The film becomes especially profound when it is thought about as commentary on the emergent effects of urbanization, corporatization, and mass media. The embodiment of how morality is not constant and always at the mercy of a people's state of desperation or security.
What's great about Apocalypto is that the outcome from the conflict between the protagonist and antagonist have no bearing whatsoever on the plight of the overall population. The force driving this great civilization to ultra violence is not attributable to simply a tyrannical overlord or to a corrupt small group of individuals subverting peacefulness - No, it is the very CONDITION, the overall CIRCUMSTANCES which these people live under enabling this treachery: there is starvation, disease, hopelessness, insecurity ... a total state of DESPERATION felt by the whole of these people which is breeding superstition and cruelty.
Further unsettling is when the Catholic, cross-wielding Spanish approach the beaches in their ships. As the film ends we know that more slaughter is to follow, now from the hands of Europeans - However unlike the indigenous peoples, they slaughter not out of desperation to survive, but rather because of their desire for conquest and luxury: ultimately being strongly critical of the disingenuous use of Christianity to legitimize the whims of the ruling class.
If Gibson was indeed going for a message on the consequences of indigenous people worshiping their false gods in a false religion then its a relief that this message was completely lost on me. Christianity comes off looking just as bad.
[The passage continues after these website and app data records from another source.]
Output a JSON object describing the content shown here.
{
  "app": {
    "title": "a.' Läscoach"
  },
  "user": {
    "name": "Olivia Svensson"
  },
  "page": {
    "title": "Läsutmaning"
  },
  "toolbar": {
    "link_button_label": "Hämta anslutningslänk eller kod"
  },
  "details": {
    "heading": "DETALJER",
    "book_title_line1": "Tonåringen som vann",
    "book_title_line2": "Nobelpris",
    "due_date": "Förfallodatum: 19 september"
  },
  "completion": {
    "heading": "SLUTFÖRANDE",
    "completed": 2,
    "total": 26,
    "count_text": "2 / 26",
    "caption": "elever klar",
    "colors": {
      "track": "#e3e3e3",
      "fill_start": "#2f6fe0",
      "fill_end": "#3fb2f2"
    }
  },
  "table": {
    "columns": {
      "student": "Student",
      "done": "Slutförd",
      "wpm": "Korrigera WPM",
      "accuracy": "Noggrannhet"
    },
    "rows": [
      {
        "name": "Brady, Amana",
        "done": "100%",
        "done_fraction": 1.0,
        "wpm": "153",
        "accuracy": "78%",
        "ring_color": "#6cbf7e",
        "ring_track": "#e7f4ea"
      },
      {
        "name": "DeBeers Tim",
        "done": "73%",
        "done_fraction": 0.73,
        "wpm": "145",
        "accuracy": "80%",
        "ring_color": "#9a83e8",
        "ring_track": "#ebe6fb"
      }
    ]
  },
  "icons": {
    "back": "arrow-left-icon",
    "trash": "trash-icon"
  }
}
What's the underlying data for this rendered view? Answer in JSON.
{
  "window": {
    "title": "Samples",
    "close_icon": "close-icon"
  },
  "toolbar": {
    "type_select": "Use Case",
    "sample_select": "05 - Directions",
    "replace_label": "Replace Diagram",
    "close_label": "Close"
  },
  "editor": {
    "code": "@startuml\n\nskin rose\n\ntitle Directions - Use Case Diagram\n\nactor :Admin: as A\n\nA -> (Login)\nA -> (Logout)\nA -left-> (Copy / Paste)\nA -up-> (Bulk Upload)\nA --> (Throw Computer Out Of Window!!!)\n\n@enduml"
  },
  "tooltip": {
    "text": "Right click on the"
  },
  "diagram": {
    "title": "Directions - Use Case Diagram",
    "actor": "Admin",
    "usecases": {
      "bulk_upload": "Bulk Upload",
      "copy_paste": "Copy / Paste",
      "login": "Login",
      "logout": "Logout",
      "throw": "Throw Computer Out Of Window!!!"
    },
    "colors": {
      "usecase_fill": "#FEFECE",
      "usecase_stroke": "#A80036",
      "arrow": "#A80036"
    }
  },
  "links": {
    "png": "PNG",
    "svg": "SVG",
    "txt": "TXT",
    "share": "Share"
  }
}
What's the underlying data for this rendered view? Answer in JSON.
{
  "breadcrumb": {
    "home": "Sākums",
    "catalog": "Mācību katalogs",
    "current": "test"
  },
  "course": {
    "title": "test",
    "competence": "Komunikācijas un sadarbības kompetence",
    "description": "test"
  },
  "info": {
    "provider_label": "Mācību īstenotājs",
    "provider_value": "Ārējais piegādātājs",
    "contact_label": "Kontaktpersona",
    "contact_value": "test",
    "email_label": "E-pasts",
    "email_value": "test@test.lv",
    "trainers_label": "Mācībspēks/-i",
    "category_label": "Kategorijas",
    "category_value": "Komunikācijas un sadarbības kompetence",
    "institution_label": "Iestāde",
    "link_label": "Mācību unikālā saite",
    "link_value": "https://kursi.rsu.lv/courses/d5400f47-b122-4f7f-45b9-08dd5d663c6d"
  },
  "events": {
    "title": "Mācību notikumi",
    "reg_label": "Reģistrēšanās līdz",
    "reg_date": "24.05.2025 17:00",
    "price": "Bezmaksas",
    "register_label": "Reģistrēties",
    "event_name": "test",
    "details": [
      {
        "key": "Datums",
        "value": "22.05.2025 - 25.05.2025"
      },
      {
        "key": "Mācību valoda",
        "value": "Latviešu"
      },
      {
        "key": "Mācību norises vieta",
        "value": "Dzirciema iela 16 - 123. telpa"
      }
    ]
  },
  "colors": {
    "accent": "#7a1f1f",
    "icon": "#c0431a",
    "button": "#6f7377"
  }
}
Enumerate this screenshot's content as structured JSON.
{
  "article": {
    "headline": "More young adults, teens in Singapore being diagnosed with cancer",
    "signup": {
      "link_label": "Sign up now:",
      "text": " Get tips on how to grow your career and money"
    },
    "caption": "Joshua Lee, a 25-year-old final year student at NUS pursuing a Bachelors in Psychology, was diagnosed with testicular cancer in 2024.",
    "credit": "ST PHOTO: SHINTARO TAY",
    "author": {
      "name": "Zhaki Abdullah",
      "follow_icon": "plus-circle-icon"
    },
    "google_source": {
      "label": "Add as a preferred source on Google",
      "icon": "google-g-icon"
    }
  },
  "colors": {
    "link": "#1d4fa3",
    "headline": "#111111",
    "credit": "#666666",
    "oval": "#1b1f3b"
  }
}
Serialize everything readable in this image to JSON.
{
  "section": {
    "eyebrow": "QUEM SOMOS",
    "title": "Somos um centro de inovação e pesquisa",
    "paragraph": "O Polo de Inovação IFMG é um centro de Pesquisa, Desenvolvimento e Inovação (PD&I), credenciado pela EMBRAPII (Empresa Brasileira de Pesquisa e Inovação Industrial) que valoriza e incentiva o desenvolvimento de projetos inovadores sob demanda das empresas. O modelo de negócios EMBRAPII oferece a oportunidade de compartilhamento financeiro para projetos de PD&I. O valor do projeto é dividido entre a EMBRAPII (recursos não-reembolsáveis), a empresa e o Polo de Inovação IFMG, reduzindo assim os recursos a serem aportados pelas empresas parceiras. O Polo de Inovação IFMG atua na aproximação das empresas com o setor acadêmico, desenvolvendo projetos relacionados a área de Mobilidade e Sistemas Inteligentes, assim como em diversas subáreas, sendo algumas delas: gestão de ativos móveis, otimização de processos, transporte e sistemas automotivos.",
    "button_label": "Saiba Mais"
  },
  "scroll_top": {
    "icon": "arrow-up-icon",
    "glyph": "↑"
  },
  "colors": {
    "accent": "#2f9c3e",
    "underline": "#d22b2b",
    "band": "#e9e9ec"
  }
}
I feel the ideas in this film are much bigger than what he may have personally envisioned and intended.